Pakistan exploded six nuclear weapons in the desert of Baluchistan, in May 1998, (two weeks after India’s re-tested theirs), to scenes of national ecstasy, and Abdul Qadeer Khan was hailed as a hero. For three decades, at the top secret Kahuta Research Laboratories (now renamed Khan Research Laboratories) on the outskirts of Islamabad, Dr. Khan boosted uranium to weapons-grade and obtained enough of it to fuel Pakistan’s nuclear ambitions.
Khan moved to Europe to specialise in metallurgy at Berlin and at Leuven, in Belgium. In 1975, he joined a uranium enrichment plant in the Netherlands run by the British-Dutch-German consortium Urenco. In 1976 he returned to Pakistan and set in motion a nuclear weapons programme. Dr Khan promised the then President, Zulfikar Ali Bhutto, he could bring Pakistan back to parity with India, if the government could promise him unqualified support. Both promises were kept.

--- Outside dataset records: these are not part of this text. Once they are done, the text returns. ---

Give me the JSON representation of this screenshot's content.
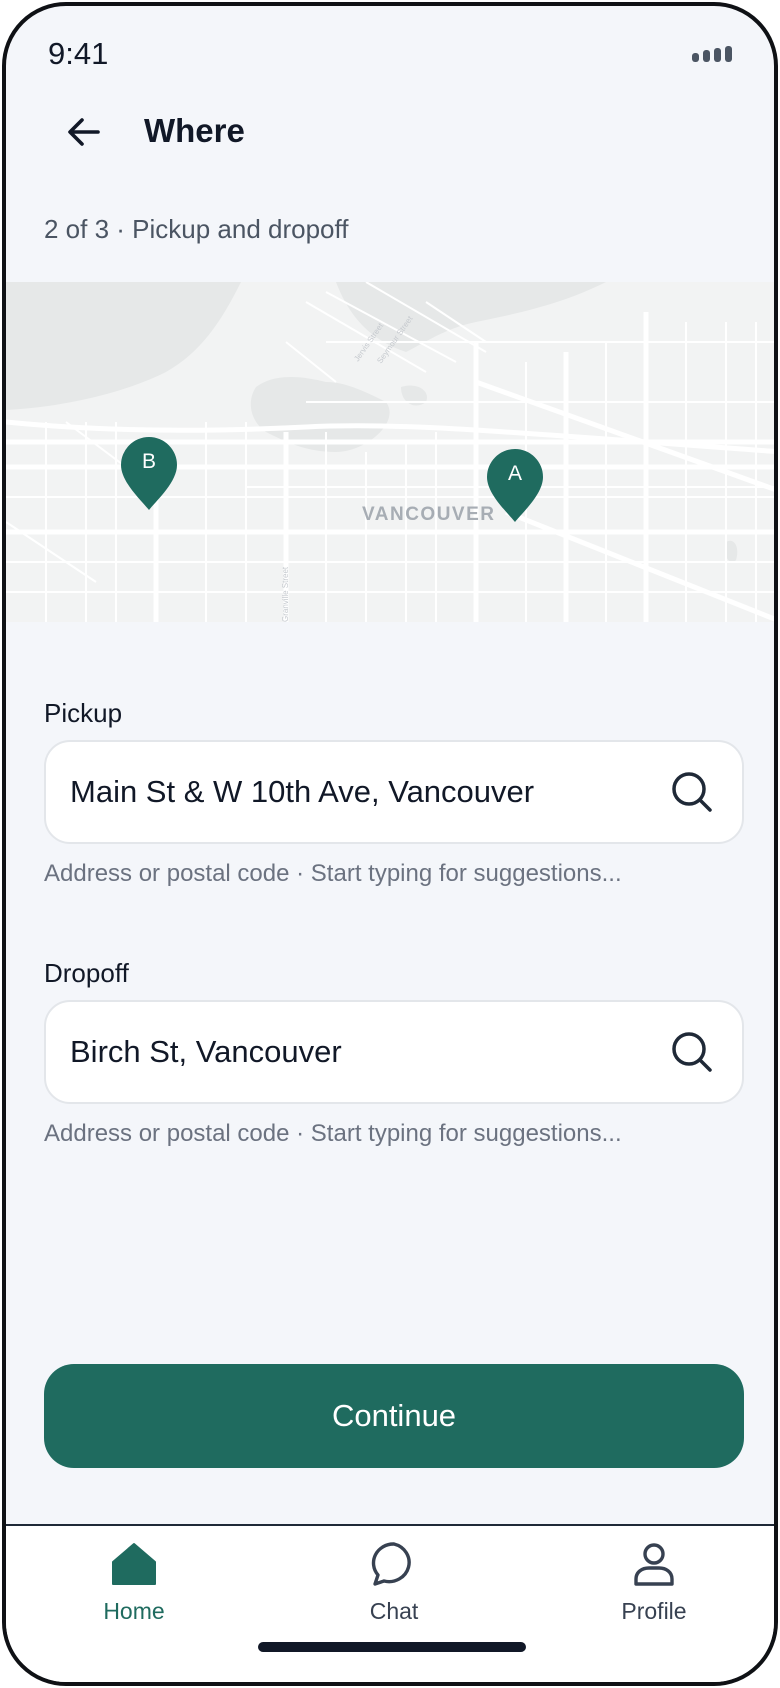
{
  "status_bar": {
    "time": "9:41"
  },
  "header": {
    "title": "Where",
    "back_icon": "arrow-left-icon"
  },
  "step": {
    "text": "2 of 3 · Pickup and dropoff"
  },
  "map": {
    "city_label": "VANCOUVER",
    "pins": [
      {
        "label": "A",
        "color": "#1f6b5f"
      },
      {
        "label": "B",
        "color": "#1f6b5f"
      }
    ]
  },
  "pickup": {
    "label": "Pickup",
    "value": "Main St & W 10th Ave, Vancouver",
    "hint": "Address or postal code · Start typing for suggestions...",
    "icon": "search-icon"
  },
  "dropoff": {
    "label": "Dropoff",
    "value": "Birch St, Vancouver",
    "hint": "Address or postal code · Start typing for suggestions...",
    "icon": "search-icon"
  },
  "continue_label": "Continue",
  "nav": {
    "items": [
      {
        "label": "Home",
        "icon": "home-icon",
        "active": true
      },
      {
        "label": "Chat",
        "icon": "chat-bubble-icon",
        "active": false
      },
      {
        "label": "Profile",
        "icon": "person-icon",
        "active": false
      }
    ]
  },
  "colors": {
    "accent": "#1f6b5f",
    "background": "#f4f6fa",
    "text": "#111827",
    "muted": "#6b7280"
  }
}
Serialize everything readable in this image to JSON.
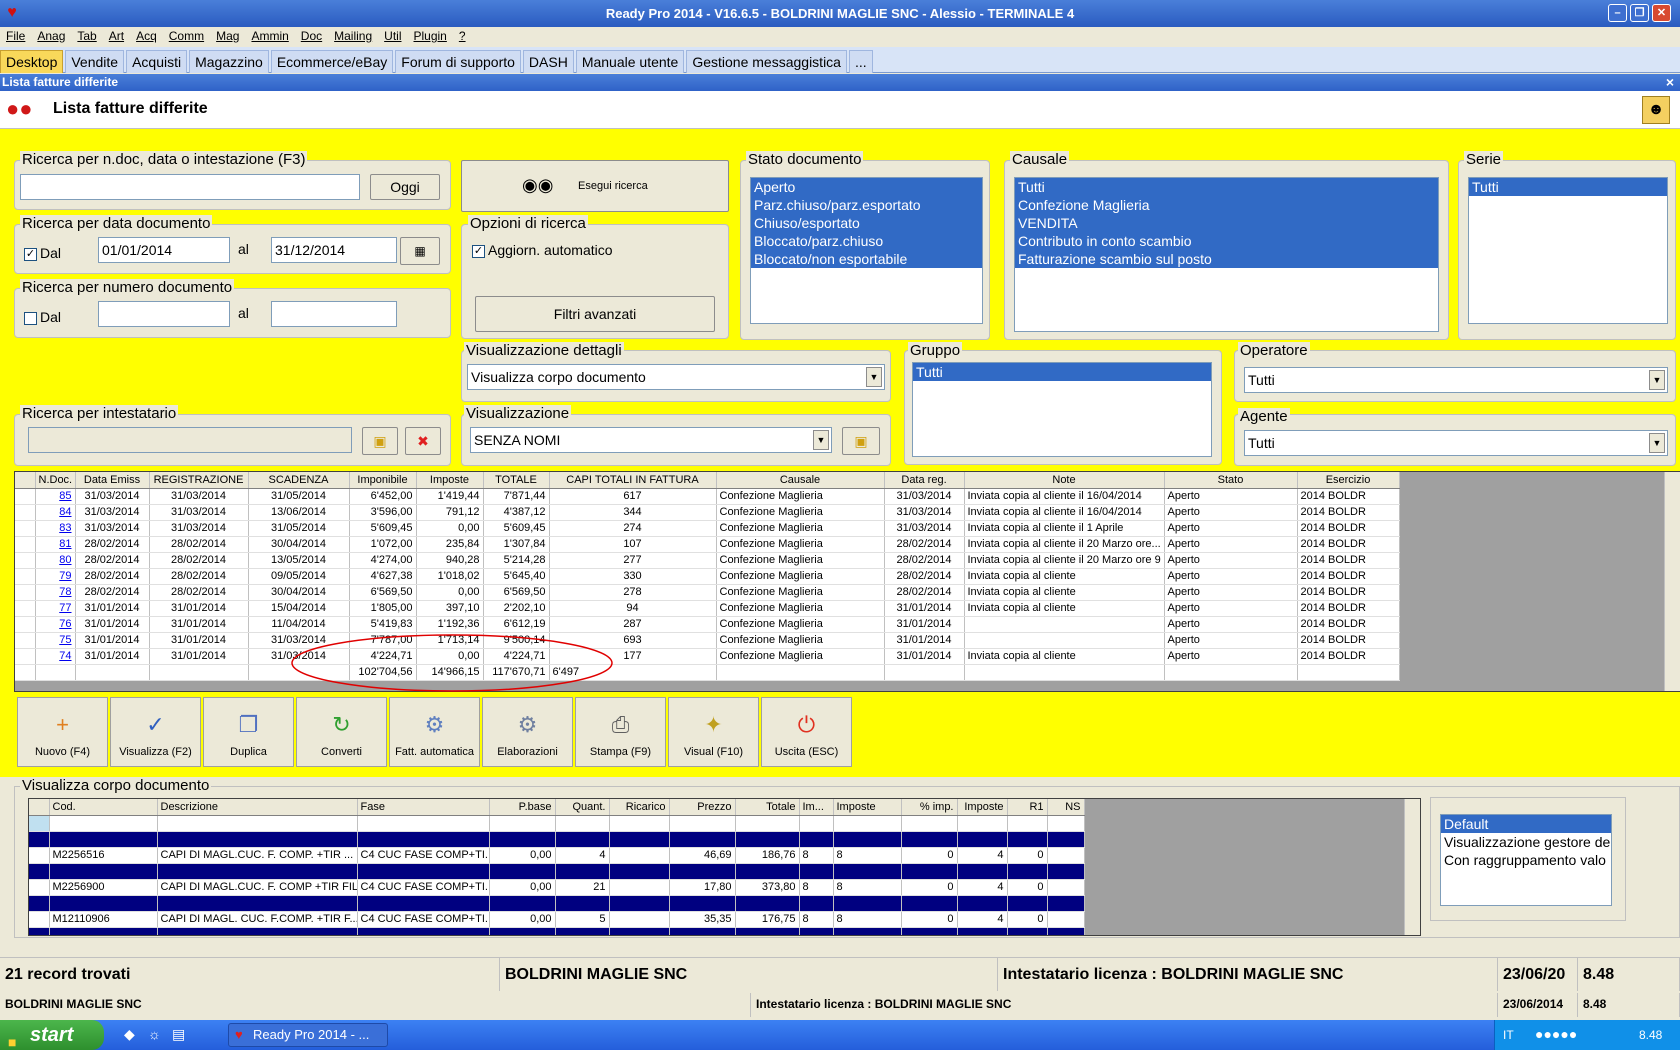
{
  "window": {
    "title": "Ready Pro 2014 - V16.6.5 - BOLDRINI MAGLIE SNC - Alessio - TERMINALE 4"
  },
  "menu": [
    "File",
    "Anag",
    "Tab",
    "Art",
    "Acq",
    "Comm",
    "Mag",
    "Ammin",
    "Doc",
    "Mailing",
    "Util",
    "Plugin",
    "?"
  ],
  "tabs": [
    "Desktop",
    "Vendite",
    "Acquisti",
    "Magazzino",
    "Ecommerce/eBay",
    "Forum di supporto",
    "DASH",
    "Manuale utente",
    "Gestione messaggistica",
    "..."
  ],
  "subwindow": {
    "title": "Lista fatture differite",
    "close": "×"
  },
  "header": {
    "title": "Lista fatture differite"
  },
  "search": {
    "group_label": "Ricerca per n.doc, data o intestazione (F3)",
    "value": "",
    "today_button": "Oggi"
  },
  "date_search": {
    "group_label": "Ricerca per data documento",
    "from_label": "Dal",
    "from": "01/01/2014",
    "to_label": "al",
    "to": "31/12/2014"
  },
  "number_search": {
    "group_label": "Ricerca per numero documento",
    "from_label": "Dal",
    "to_label": "al"
  },
  "execute": {
    "label": "Esegui ricerca"
  },
  "options": {
    "group_label": "Opzioni di ricerca",
    "auto_update": "Aggiorn. automatico",
    "advanced": "Filtri avanzati"
  },
  "stato": {
    "label": "Stato documento",
    "items": [
      "Aperto",
      "Parz.chiuso/parz.esportato",
      "Chiuso/esportato",
      "Bloccato/parz.chiuso",
      "Bloccato/non esportabile"
    ]
  },
  "causale": {
    "label": "Causale",
    "items": [
      "Tutti",
      "Confezione Maglieria",
      "VENDITA",
      "Contributo in conto scambio",
      "Fatturazione scambio sul posto"
    ]
  },
  "serie": {
    "label": "Serie",
    "items": [
      "Tutti"
    ]
  },
  "vis_dettagli": {
    "label": "Visualizzazione dettagli",
    "value": "Visualizza corpo documento"
  },
  "gruppo": {
    "label": "Gruppo",
    "items": [
      "Tutti"
    ]
  },
  "operatore": {
    "label": "Operatore",
    "value": "Tutti"
  },
  "intestatario": {
    "label": "Ricerca per intestatario"
  },
  "visualizzazione": {
    "label": "Visualizzazione",
    "value": "SENZA NOMI"
  },
  "agente": {
    "label": "Agente",
    "value": "Tutti"
  },
  "invoices": {
    "columns": [
      "N.Doc.",
      "Data Emiss",
      "REGISTRAZIONE",
      "SCADENZA",
      "Imponibile",
      "Imposte",
      "TOTALE",
      "CAPI TOTALI IN FATTURA",
      "Causale",
      "Data reg.",
      "Note",
      "Stato",
      "Esercizio"
    ],
    "rows": [
      [
        "85",
        "31/03/2014",
        "31/03/2014",
        "31/05/2014",
        "6'452,00",
        "1'419,44",
        "7'871,44",
        "617",
        "Confezione Maglieria",
        "31/03/2014",
        "Inviata copia al cliente il 16/04/2014",
        "Aperto",
        "2014 BOLDR"
      ],
      [
        "84",
        "31/03/2014",
        "31/03/2014",
        "13/06/2014",
        "3'596,00",
        "791,12",
        "4'387,12",
        "344",
        "Confezione Maglieria",
        "31/03/2014",
        "Inviata copia al cliente il 16/04/2014",
        "Aperto",
        "2014 BOLDR"
      ],
      [
        "83",
        "31/03/2014",
        "31/03/2014",
        "31/05/2014",
        "5'609,45",
        "0,00",
        "5'609,45",
        "274",
        "Confezione Maglieria",
        "31/03/2014",
        "Inviata copia al cliente il 1 Aprile",
        "Aperto",
        "2014 BOLDR"
      ],
      [
        "81",
        "28/02/2014",
        "28/02/2014",
        "30/04/2014",
        "1'072,00",
        "235,84",
        "1'307,84",
        "107",
        "Confezione Maglieria",
        "28/02/2014",
        "Inviata copia al cliente il 20 Marzo ore...",
        "Aperto",
        "2014 BOLDR"
      ],
      [
        "80",
        "28/02/2014",
        "28/02/2014",
        "13/05/2014",
        "4'274,00",
        "940,28",
        "5'214,28",
        "277",
        "Confezione Maglieria",
        "28/02/2014",
        "Inviata copia al cliente il 20 Marzo ore 9",
        "Aperto",
        "2014 BOLDR"
      ],
      [
        "79",
        "28/02/2014",
        "28/02/2014",
        "09/05/2014",
        "4'627,38",
        "1'018,02",
        "5'645,40",
        "330",
        "Confezione Maglieria",
        "28/02/2014",
        "Inviata copia al cliente",
        "Aperto",
        "2014 BOLDR"
      ],
      [
        "78",
        "28/02/2014",
        "28/02/2014",
        "30/04/2014",
        "6'569,50",
        "0,00",
        "6'569,50",
        "278",
        "Confezione Maglieria",
        "28/02/2014",
        "Inviata copia al cliente",
        "Aperto",
        "2014 BOLDR"
      ],
      [
        "77",
        "31/01/2014",
        "31/01/2014",
        "15/04/2014",
        "1'805,00",
        "397,10",
        "2'202,10",
        "94",
        "Confezione Maglieria",
        "31/01/2014",
        "Inviata copia al cliente",
        "Aperto",
        "2014 BOLDR"
      ],
      [
        "76",
        "31/01/2014",
        "31/01/2014",
        "11/04/2014",
        "5'419,83",
        "1'192,36",
        "6'612,19",
        "287",
        "Confezione Maglieria",
        "31/01/2014",
        "",
        "Aperto",
        "2014 BOLDR"
      ],
      [
        "75",
        "31/01/2014",
        "31/01/2014",
        "31/03/2014",
        "7'787,00",
        "1'713,14",
        "9'500,14",
        "693",
        "Confezione Maglieria",
        "31/01/2014",
        "",
        "Aperto",
        "2014 BOLDR"
      ],
      [
        "74",
        "31/01/2014",
        "31/01/2014",
        "31/03/2014",
        "4'224,71",
        "0,00",
        "4'224,71",
        "177",
        "Confezione Maglieria",
        "31/01/2014",
        "Inviata  copia al cliente",
        "Aperto",
        "2014 BOLDR"
      ]
    ],
    "totals": {
      "imponibile": "102'704,56",
      "imposte": "14'966,15",
      "totale": "117'670,71",
      "capi": "6'497"
    }
  },
  "toolbar": [
    "Nuovo (F4)",
    "Visualizza (F2)",
    "Duplica",
    "Converti",
    "Fatt. automatica",
    "Elaborazioni",
    "Stampa (F9)",
    "Visual (F10)",
    "Uscita (ESC)"
  ],
  "body": {
    "label": "Visualizza corpo documento",
    "columns": [
      "Cod.",
      "Descrizione",
      "Fase",
      "P.base",
      "Quant.",
      "Ricarico",
      "Prezzo",
      "Totale",
      "Im...",
      "Imposte",
      "% imp.",
      "Imposte",
      "R1",
      "NS"
    ],
    "rows": [
      [
        "M2256516",
        "CAPI DI MAGL.CUC. F.  COMP. +TIR ...",
        "C4 CUC FASE COMP+TI...",
        "0,00",
        "4",
        "",
        "46,69",
        "186,76",
        "8",
        "8",
        "0",
        "4",
        "0",
        ""
      ],
      [
        "M2256900",
        "CAPI DI MAGL.CUC. F. COMP +TIR FILI",
        "C4 CUC FASE COMP+TI...",
        "0,00",
        "21",
        "",
        "17,80",
        "373,80",
        "8",
        "8",
        "0",
        "4",
        "0",
        ""
      ],
      [
        "M12110906",
        "CAPI DI MAGL. CUC. F.COMP. +TIR F...",
        "C4 CUC FASE COMP+TI...",
        "0,00",
        "5",
        "",
        "35,35",
        "176,75",
        "8",
        "8",
        "0",
        "4",
        "0",
        ""
      ]
    ]
  },
  "layouts": [
    "Default",
    "Visualizzazione gestore de",
    "Con raggruppamento valo"
  ],
  "status": {
    "records": "21 record trovati",
    "company": "BOLDRINI MAGLIE SNC",
    "license": "Intestatario licenza : BOLDRINI MAGLIE SNC",
    "date": "23/06/20",
    "time": "8.48",
    "company2": "BOLDRINI MAGLIE SNC",
    "license2": "Intestatario licenza : BOLDRINI MAGLIE SNC",
    "date2": "23/06/2014",
    "time2": "8.48"
  },
  "taskbar": {
    "start": "start",
    "task": "Ready Pro 2014 - ...",
    "lang": "IT",
    "clock": "8.48"
  },
  "colors": {
    "accent_yellow": "#ffff00",
    "selection": "#316ac5",
    "annotation": "#e00000"
  }
}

Dr Khan was awarded with Pakistan’s countless official decorations including 13 solid gold medals and many more public honours – the only Pakistani to have twice received the Nishan-I-Imtiaz, the country’s highest civilian honour. His image – wreathed in roses or electron rings – is a common sight on billboards and the sides of lorries that rumble down the roads of Pakistan. Ordinary Pakistanis revere Dr Khan as a great patriot and innovator who put himself at risk to obtain the nuclear grail.
Dr Khan was charged in 2003 with overseeing the sale of nuclear technology and know-how to Iran, Libya and North Korea. He later made a public apology, saying he took full responsibility for the proliferation activities. Although, President Musharraf officially pardoned him in 2004, Mr Khan was confined mainly to his house, except for a trip to Karachi in 2007 for cancer treatment at a hospital.
However, in his first western media interview, in 2008, (since 2004) Mr Khan said President Musharraf had forced the confession upon him. “It was not of my own free will. It was handed into my hand”, he told the London’s the Guardian.
Abdul Qadeer Khan was born in Bhopal in India, he moved to Pakistan in 1952, five years after the partition of British India.